Indeed, the “pathos formula” developed by Aby Warburg, and promoted here, emerged from the same scholarly conjuncture of classics and anthropology that provided for certain equivocations between the idea of homo sacer and Polynesian notions of tapu in the early 20th century. The “pathos formula” was defined by Warburg as a “heritage stored in the memory,” and Eisenman has adopted this idea to create a new form of transhistorical universal, stretching from “ancient times to the mid-nineteenth century,” whereupon “it infected industrial or mass culture” (17) in the 20th century. He quotes Warburg (from the biography by E. H. Gombrich) as arguing that the pathos formula had its origin in “the region of orgiastic mass seizures” that are recalled in “the expressive movements of the extreme flights of emotion” (53) depicted in classical sculpture. There is no further substantiation of this primary thesis, which one must then either accept or reject at face value.

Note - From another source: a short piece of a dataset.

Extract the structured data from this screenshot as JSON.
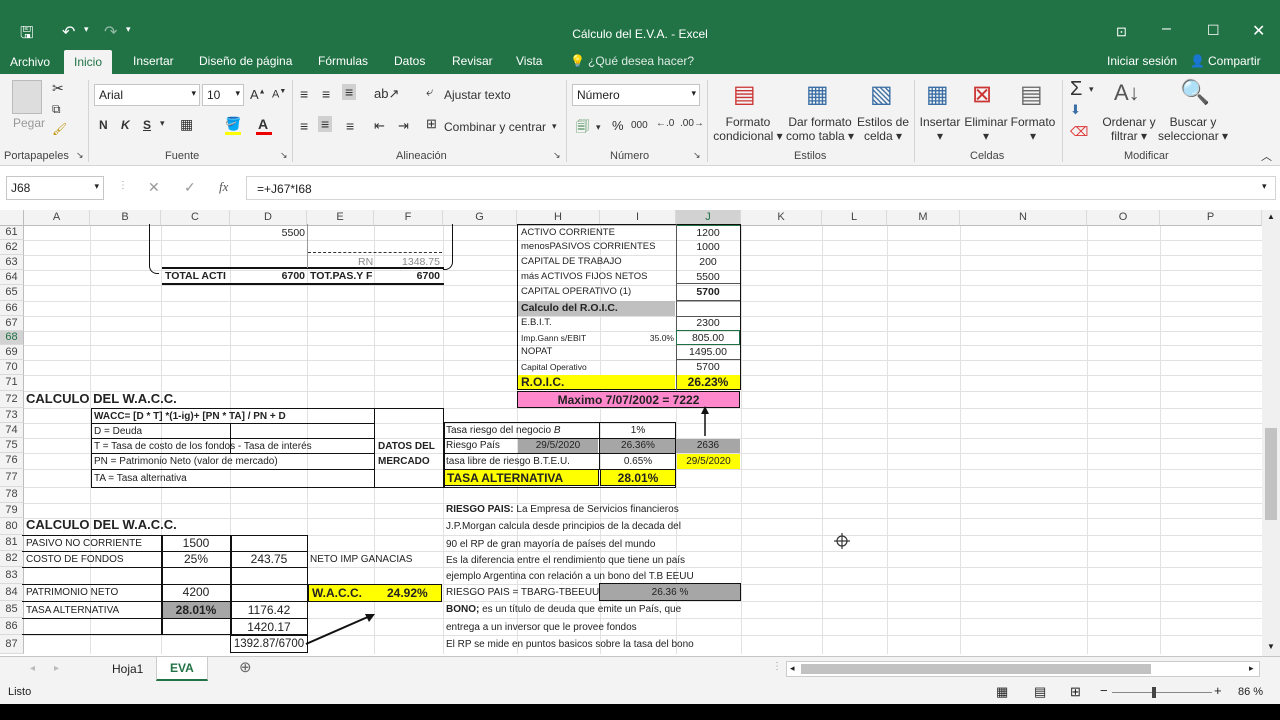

This somewhat startling concept overshadows the less contentious but perhaps more useful insistence that the Abu Ghraib photographs are relatively unexceptional when seen in the context of European colonial practices and, indeed, the violent subject matter of much of Western art. A promising section on “Orientalism” is only three pages long, having barely begun to address the topic. At this point, the book pulls up short and begins to address a different topic altogether, namely whether there is such a thing as “Western art.” Here Eisenman usefully concludes: “If there is in fact any essential continuity to Western art during the past half-millennium, it is that many of its greatest artistic monuments have either depended on the unaccounted toil of oppressed men and women, or else justified or even made beautiful human suffering” (121). Why the time frame is now limited to five hundred years when it was previously some 2,000 or more is not explained. Nonetheless, as far as we now are from the Abu Ghraib photographs, there is here the beginning of a different form of art history that I for one hope the author will undertake in greater detail.